## [Dataset rows for apps and sites]

------------

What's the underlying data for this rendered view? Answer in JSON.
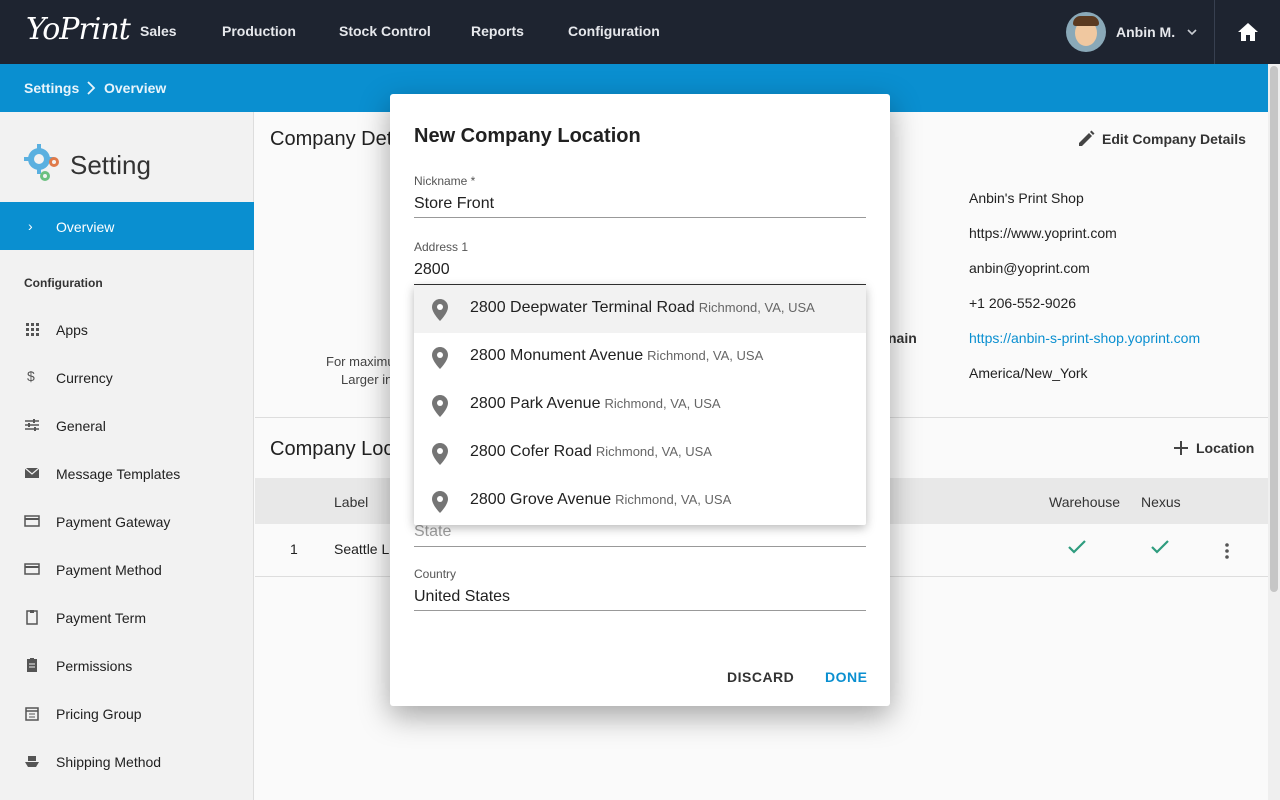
{
  "topbar": {
    "logo": "YoPrint",
    "nav": [
      "Sales",
      "Production",
      "Stock Control",
      "Reports",
      "Configuration"
    ],
    "user_name": "Anbin M."
  },
  "breadcrumb": [
    "Settings",
    "Overview"
  ],
  "sidebar": {
    "title": "Setting",
    "active": "Overview",
    "section": "Configuration",
    "items": [
      {
        "label": "Apps",
        "icon": "grid-icon"
      },
      {
        "label": "Currency",
        "icon": "dollar-icon"
      },
      {
        "label": "General",
        "icon": "sliders-icon"
      },
      {
        "label": "Message Templates",
        "icon": "mail-icon"
      },
      {
        "label": "Payment Gateway",
        "icon": "credit-card-icon"
      },
      {
        "label": "Payment Method",
        "icon": "credit-card-icon"
      },
      {
        "label": "Payment Term",
        "icon": "clipboard-icon"
      },
      {
        "label": "Permissions",
        "icon": "clipboard-list-icon"
      },
      {
        "label": "Pricing Group",
        "icon": "calendar-list-icon"
      },
      {
        "label": "Shipping Method",
        "icon": "ship-icon"
      }
    ]
  },
  "company_details": {
    "title": "Company Det",
    "edit_label": "Edit Company Details",
    "note_line1": "For maximum",
    "note_line2": "Larger in",
    "domain_label_partial": "nain",
    "values": [
      "Anbin's Print Shop",
      "https://www.yoprint.com",
      "anbin@yoprint.com",
      "+1 206-552-9026",
      "https://anbin-s-print-shop.yoprint.com",
      "America/New_York"
    ]
  },
  "company_locations": {
    "title": "Company Loc",
    "add_label": "Location",
    "headers": {
      "label": "Label",
      "warehouse": "Warehouse",
      "nexus": "Nexus"
    },
    "rows": [
      {
        "index": "1",
        "label": "Seattle L"
      }
    ]
  },
  "dialog": {
    "title": "New Company Location",
    "nickname_label": "Nickname *",
    "nickname_value": "Store Front",
    "address1_label": "Address 1",
    "address1_value": "2800",
    "state_placeholder": "State",
    "country_label": "Country",
    "country_value": "United States",
    "discard_label": "DISCARD",
    "done_label": "DONE"
  },
  "suggestions": [
    {
      "main": "2800 Deepwater Terminal Road",
      "sub": "Richmond, VA, USA"
    },
    {
      "main": "2800 Monument Avenue",
      "sub": "Richmond, VA, USA"
    },
    {
      "main": "2800 Park Avenue",
      "sub": "Richmond, VA, USA"
    },
    {
      "main": "2800 Cofer Road",
      "sub": "Richmond, VA, USA"
    },
    {
      "main": "2800 Grove Avenue",
      "sub": "Richmond, VA, USA"
    }
  ],
  "colors": {
    "brand_blue": "#0a8fd0",
    "topbar": "#1e2430",
    "check_green": "#2e9c7e"
  }
}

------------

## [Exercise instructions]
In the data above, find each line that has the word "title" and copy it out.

## [Output for this exercise]
    "title": "Setting",
    "title": "Company Det",
    "title": "Company Loc",
    "title": "New Company Location",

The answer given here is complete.